Frances and I were asked if we would set up a living fossils table for the HMNS’s annual Dino Days celebration that took place here last week. Not having had any history or paleontology classes I was a little clueless as to which of our living animals would fit into the category of living fossils, other than our alligator.
We did some research and what we read lead us in several directions for what it means to be a living fossil. Some animals, like the echidna and platypus, are nicknamed living fossils because they exhibit “primitive” characteristics – like oviparity, or egg-laying, in mammals. The overall consensus is that a living fossil is an organism that originally lived during the time of the dinosaurs (or even predates them), has remained unchanged morphologically and appears the same as a species otherwise only known from the fossil record, has no close living relatives and has survived major extinction events.
There are several examples that fit this description: the crocodilians, horseshoe crabs, turtles, opossums, salamanders, roaches, millipedes, dragonflies, and the nautilus. These are some of the critters we have in our collection and you can also add ferns, ginkgos, gar fish and the coelacanth to the list. There remains a healthy debate over which plants or animals can and should be included. I have included some pictures of our fossils, both living and non-living at the end of this entry.

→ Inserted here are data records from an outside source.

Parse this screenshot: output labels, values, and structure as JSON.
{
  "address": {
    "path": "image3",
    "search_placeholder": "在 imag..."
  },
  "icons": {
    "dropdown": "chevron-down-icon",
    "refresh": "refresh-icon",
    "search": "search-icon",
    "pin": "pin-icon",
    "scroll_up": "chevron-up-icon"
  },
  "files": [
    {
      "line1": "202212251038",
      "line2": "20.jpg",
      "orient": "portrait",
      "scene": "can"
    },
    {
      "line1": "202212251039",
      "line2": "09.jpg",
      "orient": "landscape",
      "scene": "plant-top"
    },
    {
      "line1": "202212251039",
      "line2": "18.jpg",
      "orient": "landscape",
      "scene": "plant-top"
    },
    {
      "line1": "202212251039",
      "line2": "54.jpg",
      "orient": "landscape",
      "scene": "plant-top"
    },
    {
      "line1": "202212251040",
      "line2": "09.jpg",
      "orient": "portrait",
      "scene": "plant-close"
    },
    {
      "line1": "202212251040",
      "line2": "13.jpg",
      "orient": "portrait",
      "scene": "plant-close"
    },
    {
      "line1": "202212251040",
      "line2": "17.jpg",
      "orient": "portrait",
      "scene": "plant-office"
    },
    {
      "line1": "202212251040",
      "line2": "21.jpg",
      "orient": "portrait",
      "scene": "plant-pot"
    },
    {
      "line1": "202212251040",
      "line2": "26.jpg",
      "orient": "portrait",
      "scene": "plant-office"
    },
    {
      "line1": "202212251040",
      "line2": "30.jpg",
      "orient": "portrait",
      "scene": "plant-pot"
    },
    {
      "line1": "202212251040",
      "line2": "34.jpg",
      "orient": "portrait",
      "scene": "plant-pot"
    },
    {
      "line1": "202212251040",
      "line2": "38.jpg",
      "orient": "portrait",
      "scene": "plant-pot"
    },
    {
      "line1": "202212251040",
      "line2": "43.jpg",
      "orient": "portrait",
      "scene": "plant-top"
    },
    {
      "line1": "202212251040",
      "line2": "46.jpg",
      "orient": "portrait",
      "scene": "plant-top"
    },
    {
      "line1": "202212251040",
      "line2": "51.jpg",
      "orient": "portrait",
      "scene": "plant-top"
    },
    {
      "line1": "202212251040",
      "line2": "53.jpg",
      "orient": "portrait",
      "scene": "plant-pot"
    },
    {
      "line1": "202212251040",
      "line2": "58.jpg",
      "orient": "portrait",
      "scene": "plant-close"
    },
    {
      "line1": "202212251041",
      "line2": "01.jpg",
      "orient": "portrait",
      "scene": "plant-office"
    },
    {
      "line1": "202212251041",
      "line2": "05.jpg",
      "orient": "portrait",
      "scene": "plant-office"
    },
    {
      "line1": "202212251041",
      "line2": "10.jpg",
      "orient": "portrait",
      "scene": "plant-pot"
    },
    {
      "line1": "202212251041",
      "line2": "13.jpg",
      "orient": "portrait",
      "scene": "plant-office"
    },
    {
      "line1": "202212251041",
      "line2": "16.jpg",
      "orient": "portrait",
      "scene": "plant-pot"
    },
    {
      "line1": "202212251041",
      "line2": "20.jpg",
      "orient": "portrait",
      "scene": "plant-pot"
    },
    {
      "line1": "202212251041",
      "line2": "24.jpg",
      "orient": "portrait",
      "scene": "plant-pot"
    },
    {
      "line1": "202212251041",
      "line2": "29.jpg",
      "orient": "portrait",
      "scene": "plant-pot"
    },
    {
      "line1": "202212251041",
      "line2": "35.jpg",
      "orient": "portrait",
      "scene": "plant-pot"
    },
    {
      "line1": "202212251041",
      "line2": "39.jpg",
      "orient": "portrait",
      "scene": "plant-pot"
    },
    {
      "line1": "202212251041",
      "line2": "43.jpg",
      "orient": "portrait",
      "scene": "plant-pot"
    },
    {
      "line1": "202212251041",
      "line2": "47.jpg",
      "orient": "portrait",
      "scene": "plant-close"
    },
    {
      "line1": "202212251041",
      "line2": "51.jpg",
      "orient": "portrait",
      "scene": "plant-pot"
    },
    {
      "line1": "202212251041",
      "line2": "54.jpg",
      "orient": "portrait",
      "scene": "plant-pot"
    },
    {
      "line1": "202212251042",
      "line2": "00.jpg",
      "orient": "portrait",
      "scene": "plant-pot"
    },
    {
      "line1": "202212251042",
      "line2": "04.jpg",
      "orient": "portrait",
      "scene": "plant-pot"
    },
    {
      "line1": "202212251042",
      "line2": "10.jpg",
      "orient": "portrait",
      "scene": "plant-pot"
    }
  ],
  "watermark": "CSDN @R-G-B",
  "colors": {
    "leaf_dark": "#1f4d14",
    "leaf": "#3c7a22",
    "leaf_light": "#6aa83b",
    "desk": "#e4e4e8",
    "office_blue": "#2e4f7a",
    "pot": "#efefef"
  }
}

All in all, we had a great time in sharing our casts, skins, skulls and live animals with everyone who came up to the table during Dino Days. Hope to see you there next November!